### Exercise:
The full listing below should be copied verbatim.

*** Opening Information provided ***

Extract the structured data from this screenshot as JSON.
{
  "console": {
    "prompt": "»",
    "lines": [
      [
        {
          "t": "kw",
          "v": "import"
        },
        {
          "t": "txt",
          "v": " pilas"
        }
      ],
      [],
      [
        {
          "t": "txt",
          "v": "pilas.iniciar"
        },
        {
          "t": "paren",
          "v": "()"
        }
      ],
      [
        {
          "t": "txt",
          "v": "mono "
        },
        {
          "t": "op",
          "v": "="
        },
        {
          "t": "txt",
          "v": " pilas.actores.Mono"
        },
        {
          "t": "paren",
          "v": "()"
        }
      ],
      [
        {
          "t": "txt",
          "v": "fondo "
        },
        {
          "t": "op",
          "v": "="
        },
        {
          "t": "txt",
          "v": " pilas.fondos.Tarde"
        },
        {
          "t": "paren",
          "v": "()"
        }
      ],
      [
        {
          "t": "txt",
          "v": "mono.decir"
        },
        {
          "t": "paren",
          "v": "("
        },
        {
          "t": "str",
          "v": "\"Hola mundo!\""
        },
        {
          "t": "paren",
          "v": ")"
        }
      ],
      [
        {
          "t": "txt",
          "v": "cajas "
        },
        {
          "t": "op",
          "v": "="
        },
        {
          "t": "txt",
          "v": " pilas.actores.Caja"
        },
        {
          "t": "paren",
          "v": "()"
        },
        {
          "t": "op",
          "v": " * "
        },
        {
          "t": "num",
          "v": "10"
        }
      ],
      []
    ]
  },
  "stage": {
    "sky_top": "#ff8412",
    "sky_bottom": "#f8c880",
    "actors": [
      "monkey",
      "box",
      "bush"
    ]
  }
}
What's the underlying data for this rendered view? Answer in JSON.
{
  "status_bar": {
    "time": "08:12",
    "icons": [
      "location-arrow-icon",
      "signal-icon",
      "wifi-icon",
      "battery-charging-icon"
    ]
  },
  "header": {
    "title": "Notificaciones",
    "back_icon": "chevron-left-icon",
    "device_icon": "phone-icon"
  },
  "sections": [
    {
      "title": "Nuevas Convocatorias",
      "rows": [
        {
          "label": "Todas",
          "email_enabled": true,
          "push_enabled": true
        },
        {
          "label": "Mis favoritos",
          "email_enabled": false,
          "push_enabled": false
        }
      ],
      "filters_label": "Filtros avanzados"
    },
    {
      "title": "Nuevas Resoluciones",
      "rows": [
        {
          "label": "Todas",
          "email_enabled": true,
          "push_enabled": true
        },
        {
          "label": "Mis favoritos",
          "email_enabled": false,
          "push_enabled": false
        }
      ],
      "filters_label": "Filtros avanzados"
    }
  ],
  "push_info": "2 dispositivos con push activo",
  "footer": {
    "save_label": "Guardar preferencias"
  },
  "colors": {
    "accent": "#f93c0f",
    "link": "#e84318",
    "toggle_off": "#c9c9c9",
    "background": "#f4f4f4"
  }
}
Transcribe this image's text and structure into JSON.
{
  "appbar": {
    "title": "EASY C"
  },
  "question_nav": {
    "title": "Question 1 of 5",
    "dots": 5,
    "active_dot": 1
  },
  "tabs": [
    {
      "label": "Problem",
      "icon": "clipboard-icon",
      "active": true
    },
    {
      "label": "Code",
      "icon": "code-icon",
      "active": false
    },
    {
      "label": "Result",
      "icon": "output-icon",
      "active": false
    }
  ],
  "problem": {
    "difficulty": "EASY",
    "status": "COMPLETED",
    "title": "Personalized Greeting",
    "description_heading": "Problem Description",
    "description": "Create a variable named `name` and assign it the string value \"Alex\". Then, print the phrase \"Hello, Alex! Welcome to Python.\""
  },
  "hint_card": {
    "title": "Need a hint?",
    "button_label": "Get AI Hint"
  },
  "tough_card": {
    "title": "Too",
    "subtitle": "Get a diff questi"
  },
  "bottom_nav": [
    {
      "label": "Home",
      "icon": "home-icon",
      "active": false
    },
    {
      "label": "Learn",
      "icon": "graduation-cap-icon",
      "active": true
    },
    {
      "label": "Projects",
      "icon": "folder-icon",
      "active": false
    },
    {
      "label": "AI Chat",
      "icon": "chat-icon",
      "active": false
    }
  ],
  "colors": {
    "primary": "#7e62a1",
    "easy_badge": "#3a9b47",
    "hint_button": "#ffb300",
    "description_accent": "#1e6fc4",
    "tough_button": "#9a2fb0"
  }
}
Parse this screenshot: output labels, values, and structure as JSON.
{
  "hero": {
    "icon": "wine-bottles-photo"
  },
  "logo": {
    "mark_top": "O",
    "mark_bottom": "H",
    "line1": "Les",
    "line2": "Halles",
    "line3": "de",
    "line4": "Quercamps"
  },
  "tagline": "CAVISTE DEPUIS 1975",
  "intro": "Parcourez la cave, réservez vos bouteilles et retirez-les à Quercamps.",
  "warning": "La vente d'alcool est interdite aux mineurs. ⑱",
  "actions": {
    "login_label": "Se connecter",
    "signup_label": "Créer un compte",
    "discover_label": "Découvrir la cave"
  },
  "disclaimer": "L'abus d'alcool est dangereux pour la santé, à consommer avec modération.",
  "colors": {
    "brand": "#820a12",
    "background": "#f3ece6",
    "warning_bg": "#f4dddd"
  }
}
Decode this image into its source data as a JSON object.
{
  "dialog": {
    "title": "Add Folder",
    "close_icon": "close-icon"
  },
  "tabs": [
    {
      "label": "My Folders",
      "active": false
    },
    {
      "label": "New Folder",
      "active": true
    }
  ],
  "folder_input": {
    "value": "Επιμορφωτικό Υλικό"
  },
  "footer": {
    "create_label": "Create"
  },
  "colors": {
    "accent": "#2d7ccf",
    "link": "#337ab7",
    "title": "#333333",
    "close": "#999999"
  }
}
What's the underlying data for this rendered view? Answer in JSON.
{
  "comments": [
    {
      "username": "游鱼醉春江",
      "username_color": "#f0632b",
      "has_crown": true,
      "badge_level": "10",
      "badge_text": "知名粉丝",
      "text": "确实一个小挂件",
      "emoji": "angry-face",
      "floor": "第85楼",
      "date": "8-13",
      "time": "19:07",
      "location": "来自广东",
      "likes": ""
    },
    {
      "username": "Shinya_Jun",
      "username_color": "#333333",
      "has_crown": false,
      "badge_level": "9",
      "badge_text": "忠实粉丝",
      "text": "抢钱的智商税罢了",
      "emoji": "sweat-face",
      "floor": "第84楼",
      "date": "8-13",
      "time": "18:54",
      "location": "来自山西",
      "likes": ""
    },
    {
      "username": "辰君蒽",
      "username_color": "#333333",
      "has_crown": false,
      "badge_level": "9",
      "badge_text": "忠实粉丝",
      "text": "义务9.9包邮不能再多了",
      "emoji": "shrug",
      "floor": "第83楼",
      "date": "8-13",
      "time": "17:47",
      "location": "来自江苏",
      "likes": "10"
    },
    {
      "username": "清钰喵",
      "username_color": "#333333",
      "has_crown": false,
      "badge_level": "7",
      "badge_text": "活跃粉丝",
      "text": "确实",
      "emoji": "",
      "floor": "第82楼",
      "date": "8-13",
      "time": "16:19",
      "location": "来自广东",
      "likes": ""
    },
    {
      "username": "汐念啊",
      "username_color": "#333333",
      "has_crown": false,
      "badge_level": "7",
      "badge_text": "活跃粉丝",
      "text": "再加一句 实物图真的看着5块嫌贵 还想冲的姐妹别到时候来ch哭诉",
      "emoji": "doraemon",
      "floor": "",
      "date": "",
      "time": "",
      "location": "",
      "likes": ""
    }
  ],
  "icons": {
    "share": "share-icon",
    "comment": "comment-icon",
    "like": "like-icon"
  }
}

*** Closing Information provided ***

### Answer to this exercise:
Extract the structured data from this screenshot as JSON.
{
  "console": {
    "prompt": "»",
    "lines": [
      [
        {
          "t": "kw",
          "v": "import"
        },
        {
          "t": "txt",
          "v": " pilas"
        }
      ],
      [],
      [
        {
          "t": "txt",
          "v": "pilas.iniciar"
        },
        {
          "t": "paren",
          "v": "()"
        }
      ],
      [
        {
          "t": "txt",
          "v": "mono "
        },
        {
          "t": "op",
          "v": "="
        },
        {
          "t": "txt",
          "v": " pilas.actores.Mono"
        },
        {
          "t": "paren",
          "v": "()"
        }
      ],
      [
        {
          "t": "txt",
          "v": "fondo "
        },
        {
          "t": "op",
          "v": "="
        },
        {
          "t": "txt",
          "v": " pilas.fondos.Tarde"
        },
        {
          "t": "paren",
          "v": "()"
        }
      ],
      [
        {
          "t": "txt",
          "v": "mono.decir"
        },
        {
          "t": "paren",
          "v": "("
        },
        {
          "t": "str",
          "v": "\"Hola mundo!\""
        },
        {
          "t": "paren",
          "v": ")"
        }
      ],
      [
        {
          "t": "txt",
          "v": "cajas "
        },
        {
          "t": "op",
          "v": "="
        },
        {
          "t": "txt",
          "v": " pilas.actores.Caja"
        },
        {
          "t": "paren",
          "v": "()"
        },
        {
          "t": "op",
          "v": " * "
        },
        {
          "t": "num",
          "v": "10"
        }
      ],
      []
    ]
  },
  "stage": {
    "sky_top": "#ff8412",
    "sky_bottom": "#f8c880",
    "actors": [
      "monkey",
      "box",
      "bush"
    ]
  }
}
What's the underlying data for this rendered view? Answer in JSON.
{
  "status_bar": {
    "time": "08:12",
    "icons": [
      "location-arrow-icon",
      "signal-icon",
      "wifi-icon",
      "battery-charging-icon"
    ]
  },
  "header": {
    "title": "Notificaciones",
    "back_icon": "chevron-left-icon",
    "device_icon": "phone-icon"
  },
  "sections": [
    {
      "title": "Nuevas Convocatorias",
      "rows": [
        {
          "label": "Todas",
          "email_enabled": true,
          "push_enabled": true
        },
        {
          "label": "Mis favoritos",
          "email_enabled": false,
          "push_enabled": false
        }
      ],
      "filters_label": "Filtros avanzados"
    },
    {
      "title": "Nuevas Resoluciones",
      "rows": [
        {
          "label": "Todas",
          "email_enabled": true,
          "push_enabled": true
        },
        {
          "label": "Mis favoritos",
          "email_enabled": false,
          "push_enabled": false
        }
      ],
      "filters_label": "Filtros avanzados"
    }
  ],
  "push_info": "2 dispositivos con push activo",
  "footer": {
    "save_label": "Guardar preferencias"
  },
  "colors": {
    "accent": "#f93c0f",
    "link": "#e84318",
    "toggle_off": "#c9c9c9",
    "background": "#f4f4f4"
  }
}
Transcribe this image's text and structure into JSON.
{
  "appbar": {
    "title": "EASY C"
  },
  "question_nav": {
    "title": "Question 1 of 5",
    "dots": 5,
    "active_dot": 1
  },
  "tabs": [
    {
      "label": "Problem",
      "icon": "clipboard-icon",
      "active": true
    },
    {
      "label": "Code",
      "icon": "code-icon",
      "active": false
    },
    {
      "label": "Result",
      "icon": "output-icon",
      "active": false
    }
  ],
  "problem": {
    "difficulty": "EASY",
    "status": "COMPLETED",
    "title": "Personalized Greeting",
    "description_heading": "Problem Description",
    "description": "Create a variable named `name` and assign it the string value \"Alex\". Then, print the phrase \"Hello, Alex! Welcome to Python.\""
  },
  "hint_card": {
    "title": "Need a hint?",
    "button_label": "Get AI Hint"
  },
  "tough_card": {
    "title": "Too",
    "subtitle": "Get a diff questi"
  },
  "bottom_nav": [
    {
      "label": "Home",
      "icon": "home-icon",
      "active": false
    },
    {
      "label": "Learn",
      "icon": "graduation-cap-icon",
      "active": true
    },
    {
      "label": "Projects",
      "icon": "folder-icon",
      "active": false
    },
    {
      "label": "AI Chat",
      "icon": "chat-icon",
      "active": false
    }
  ],
  "colors": {
    "primary": "#7e62a1",
    "easy_badge": "#3a9b47",
    "hint_button": "#ffb300",
    "description_accent": "#1e6fc4",
    "tough_button": "#9a2fb0"
  }
}
Parse this screenshot: output labels, values, and structure as JSON.
{
  "hero": {
    "icon": "wine-bottles-photo"
  },
  "logo": {
    "mark_top": "O",
    "mark_bottom": "H",
    "line1": "Les",
    "line2": "Halles",
    "line3": "de",
    "line4": "Quercamps"
  },
  "tagline": "CAVISTE DEPUIS 1975",
  "intro": "Parcourez la cave, réservez vos bouteilles et retirez-les à Quercamps.",
  "warning": "La vente d'alcool est interdite aux mineurs. ⑱",
  "actions": {
    "login_label": "Se connecter",
    "signup_label": "Créer un compte",
    "discover_label": "Découvrir la cave"
  },
  "disclaimer": "L'abus d'alcool est dangereux pour la santé, à consommer avec modération.",
  "colors": {
    "brand": "#820a12",
    "background": "#f3ece6",
    "warning_bg": "#f4dddd"
  }
}
Decode this image into its source data as a JSON object.
{
  "dialog": {
    "title": "Add Folder",
    "close_icon": "close-icon"
  },
  "tabs": [
    {
      "label": "My Folders",
      "active": false
    },
    {
      "label": "New Folder",
      "active": true
    }
  ],
  "folder_input": {
    "value": "Επιμορφωτικό Υλικό"
  },
  "footer": {
    "create_label": "Create"
  },
  "colors": {
    "accent": "#2d7ccf",
    "link": "#337ab7",
    "title": "#333333",
    "close": "#999999"
  }
}
What's the underlying data for this rendered view? Answer in JSON.
{
  "comments": [
    {
      "username": "游鱼醉春江",
      "username_color": "#f0632b",
      "has_crown": true,
      "badge_level": "10",
      "badge_text": "知名粉丝",
      "text": "确实一个小挂件",
      "emoji": "angry-face",
      "floor": "第85楼",
      "date": "8-13",
      "time": "19:07",
      "location": "来自广东",
      "likes": ""
    },
    {
      "username": "Shinya_Jun",
      "username_color": "#333333",
      "has_crown": false,
      "badge_level": "9",
      "badge_text": "忠实粉丝",
      "text": "抢钱的智商税罢了",
      "emoji": "sweat-face",
      "floor": "第84楼",
      "date": "8-13",
      "time": "18:54",
      "location": "来自山西",
      "likes": ""
    },
    {
      "username": "辰君蒽",
      "username_color": "#333333",
      "has_crown": false,
      "badge_level": "9",
      "badge_text": "忠实粉丝",
      "text": "义务9.9包邮不能再多了",
      "emoji": "shrug",
      "floor": "第83楼",
      "date": "8-13",
      "time": "17:47",
      "location": "来自江苏",
      "likes": "10"
    },
    {
      "username": "清钰喵",
      "username_color": "#333333",
      "has_crown": false,
      "badge_level": "7",
      "badge_text": "活跃粉丝",
      "text": "确实",
      "emoji": "",
      "floor": "第82楼",
      "date": "8-13",
      "time": "16:19",
      "location": "来自广东",
      "likes": ""
    },
    {
      "username": "汐念啊",
      "username_color": "#333333",
      "has_crown": false,
      "badge_level": "7",
      "badge_text": "活跃粉丝",
      "text": "再加一句 实物图真的看着5块嫌贵 还想冲的姐妹别到时候来ch哭诉",
      "emoji": "doraemon",
      "floor": "",
      "date": "",
      "time": "",
      "location": "",
      "likes": ""
    }
  ],
  "icons": {
    "share": "share-icon",
    "comment": "comment-icon",
    "like": "like-icon"
  }
}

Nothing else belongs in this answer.